What is expected :: Show every line in the material below in which the string "участок" appears.
━━━━━━━━━━━━━━━━━━━━
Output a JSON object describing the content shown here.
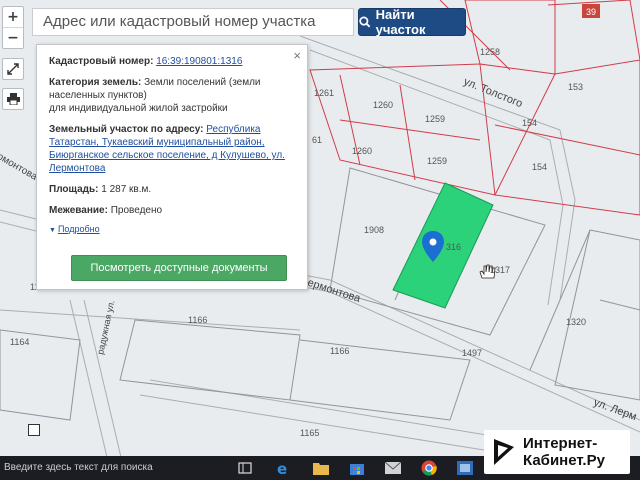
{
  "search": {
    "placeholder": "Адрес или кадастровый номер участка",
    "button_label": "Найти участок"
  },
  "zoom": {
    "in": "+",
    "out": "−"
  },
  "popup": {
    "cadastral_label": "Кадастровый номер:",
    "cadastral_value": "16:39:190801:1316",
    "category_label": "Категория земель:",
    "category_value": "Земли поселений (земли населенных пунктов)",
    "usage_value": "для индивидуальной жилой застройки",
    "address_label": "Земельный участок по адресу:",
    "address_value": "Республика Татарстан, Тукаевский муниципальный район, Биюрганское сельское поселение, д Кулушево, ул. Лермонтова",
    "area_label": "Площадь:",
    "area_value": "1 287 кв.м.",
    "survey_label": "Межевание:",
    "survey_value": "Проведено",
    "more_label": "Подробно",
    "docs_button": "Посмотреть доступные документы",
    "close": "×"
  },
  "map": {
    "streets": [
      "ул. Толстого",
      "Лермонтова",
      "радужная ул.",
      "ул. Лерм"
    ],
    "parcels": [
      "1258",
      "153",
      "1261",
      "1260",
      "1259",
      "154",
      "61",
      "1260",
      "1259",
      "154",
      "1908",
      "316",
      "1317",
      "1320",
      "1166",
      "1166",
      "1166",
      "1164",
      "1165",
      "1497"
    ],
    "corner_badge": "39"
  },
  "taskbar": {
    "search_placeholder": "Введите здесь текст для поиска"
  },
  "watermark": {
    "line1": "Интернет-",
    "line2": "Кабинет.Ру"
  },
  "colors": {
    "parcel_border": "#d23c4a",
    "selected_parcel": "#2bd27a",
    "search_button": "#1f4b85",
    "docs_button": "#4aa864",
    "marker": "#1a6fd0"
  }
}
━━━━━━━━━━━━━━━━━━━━
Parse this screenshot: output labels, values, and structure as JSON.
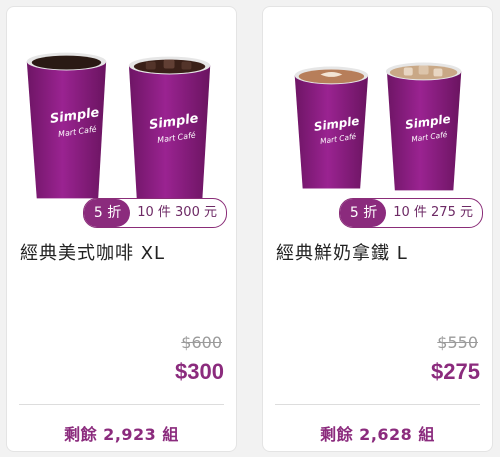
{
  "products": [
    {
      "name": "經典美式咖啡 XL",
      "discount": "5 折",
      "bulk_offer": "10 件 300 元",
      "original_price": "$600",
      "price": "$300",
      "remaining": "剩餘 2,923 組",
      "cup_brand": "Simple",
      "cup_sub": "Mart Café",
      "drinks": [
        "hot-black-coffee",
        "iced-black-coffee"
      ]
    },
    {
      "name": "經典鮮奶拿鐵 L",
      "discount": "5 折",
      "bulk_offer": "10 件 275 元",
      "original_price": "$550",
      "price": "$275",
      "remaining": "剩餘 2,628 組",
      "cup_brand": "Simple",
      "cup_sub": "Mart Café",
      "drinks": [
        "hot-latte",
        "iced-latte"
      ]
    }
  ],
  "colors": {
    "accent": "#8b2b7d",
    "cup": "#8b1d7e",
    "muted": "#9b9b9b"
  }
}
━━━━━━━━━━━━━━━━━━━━
Response box ::
    "button_label": "Найти участок"
    "address_label": "Земельный участок по адресу:",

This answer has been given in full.